Start of Material provided

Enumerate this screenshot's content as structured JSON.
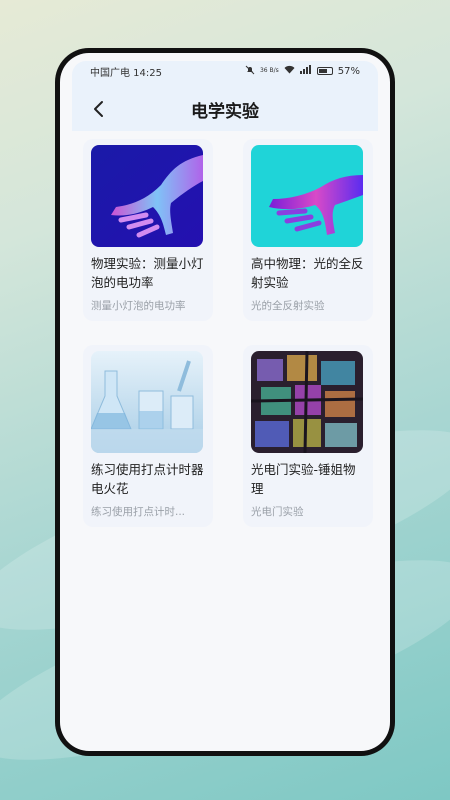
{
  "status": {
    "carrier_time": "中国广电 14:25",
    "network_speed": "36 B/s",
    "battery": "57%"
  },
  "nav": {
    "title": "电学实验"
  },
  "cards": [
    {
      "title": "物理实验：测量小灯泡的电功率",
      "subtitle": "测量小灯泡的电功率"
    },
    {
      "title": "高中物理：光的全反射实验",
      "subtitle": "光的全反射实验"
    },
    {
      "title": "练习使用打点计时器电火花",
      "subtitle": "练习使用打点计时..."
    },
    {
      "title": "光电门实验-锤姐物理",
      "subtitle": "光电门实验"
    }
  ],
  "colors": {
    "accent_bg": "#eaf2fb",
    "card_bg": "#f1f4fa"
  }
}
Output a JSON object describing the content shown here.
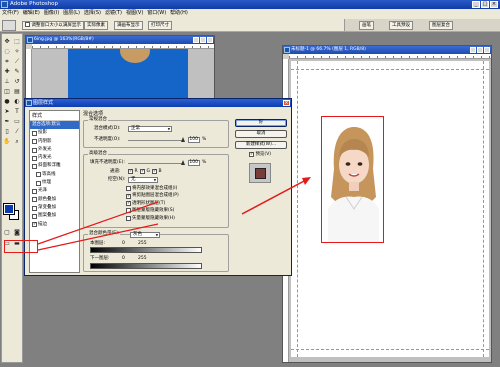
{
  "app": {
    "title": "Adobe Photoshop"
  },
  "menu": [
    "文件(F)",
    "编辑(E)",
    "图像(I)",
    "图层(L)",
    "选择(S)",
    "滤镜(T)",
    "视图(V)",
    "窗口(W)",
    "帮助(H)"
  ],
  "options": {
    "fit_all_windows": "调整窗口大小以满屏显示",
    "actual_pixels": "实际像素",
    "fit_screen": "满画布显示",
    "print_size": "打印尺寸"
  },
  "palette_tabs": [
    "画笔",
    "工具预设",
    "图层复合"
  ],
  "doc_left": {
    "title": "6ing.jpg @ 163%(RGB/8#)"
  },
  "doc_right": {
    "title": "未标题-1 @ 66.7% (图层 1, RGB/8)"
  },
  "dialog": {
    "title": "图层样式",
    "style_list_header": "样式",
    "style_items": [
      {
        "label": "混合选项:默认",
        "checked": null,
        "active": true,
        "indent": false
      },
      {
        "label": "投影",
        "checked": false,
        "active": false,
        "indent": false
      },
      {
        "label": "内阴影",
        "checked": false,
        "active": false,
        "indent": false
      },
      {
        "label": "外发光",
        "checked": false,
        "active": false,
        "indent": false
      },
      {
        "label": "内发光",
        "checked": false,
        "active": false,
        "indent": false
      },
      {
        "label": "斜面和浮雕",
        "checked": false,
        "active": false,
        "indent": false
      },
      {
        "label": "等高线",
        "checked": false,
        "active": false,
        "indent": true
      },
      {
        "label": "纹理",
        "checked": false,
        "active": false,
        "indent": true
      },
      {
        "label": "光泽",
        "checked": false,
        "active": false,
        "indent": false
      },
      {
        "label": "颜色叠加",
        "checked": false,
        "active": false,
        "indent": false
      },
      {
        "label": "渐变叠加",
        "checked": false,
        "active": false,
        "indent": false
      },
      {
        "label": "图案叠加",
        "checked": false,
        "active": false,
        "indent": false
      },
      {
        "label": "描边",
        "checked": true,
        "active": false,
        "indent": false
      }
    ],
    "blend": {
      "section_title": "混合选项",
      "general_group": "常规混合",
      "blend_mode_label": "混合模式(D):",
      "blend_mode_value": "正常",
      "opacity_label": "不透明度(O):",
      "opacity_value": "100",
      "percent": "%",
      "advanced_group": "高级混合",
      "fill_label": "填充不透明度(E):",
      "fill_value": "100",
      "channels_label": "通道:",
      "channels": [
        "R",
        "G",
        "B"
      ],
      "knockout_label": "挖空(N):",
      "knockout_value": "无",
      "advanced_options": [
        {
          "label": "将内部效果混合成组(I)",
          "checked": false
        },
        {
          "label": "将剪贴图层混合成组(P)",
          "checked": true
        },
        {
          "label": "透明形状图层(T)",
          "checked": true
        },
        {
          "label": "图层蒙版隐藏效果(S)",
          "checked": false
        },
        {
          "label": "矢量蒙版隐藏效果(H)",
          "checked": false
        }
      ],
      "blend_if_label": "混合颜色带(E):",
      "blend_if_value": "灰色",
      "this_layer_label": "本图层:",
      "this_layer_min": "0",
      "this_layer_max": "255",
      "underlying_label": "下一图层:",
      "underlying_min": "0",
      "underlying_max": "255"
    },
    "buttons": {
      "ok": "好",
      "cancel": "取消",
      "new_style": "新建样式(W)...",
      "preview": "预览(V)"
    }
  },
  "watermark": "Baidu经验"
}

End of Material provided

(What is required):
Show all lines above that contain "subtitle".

(Answer for the task):
      "subtitle": "测量小灯泡的电功率"
      "subtitle": "光的全反射实验"
      "subtitle": "练习使用打点计时..."
      "subtitle": "光电门实验"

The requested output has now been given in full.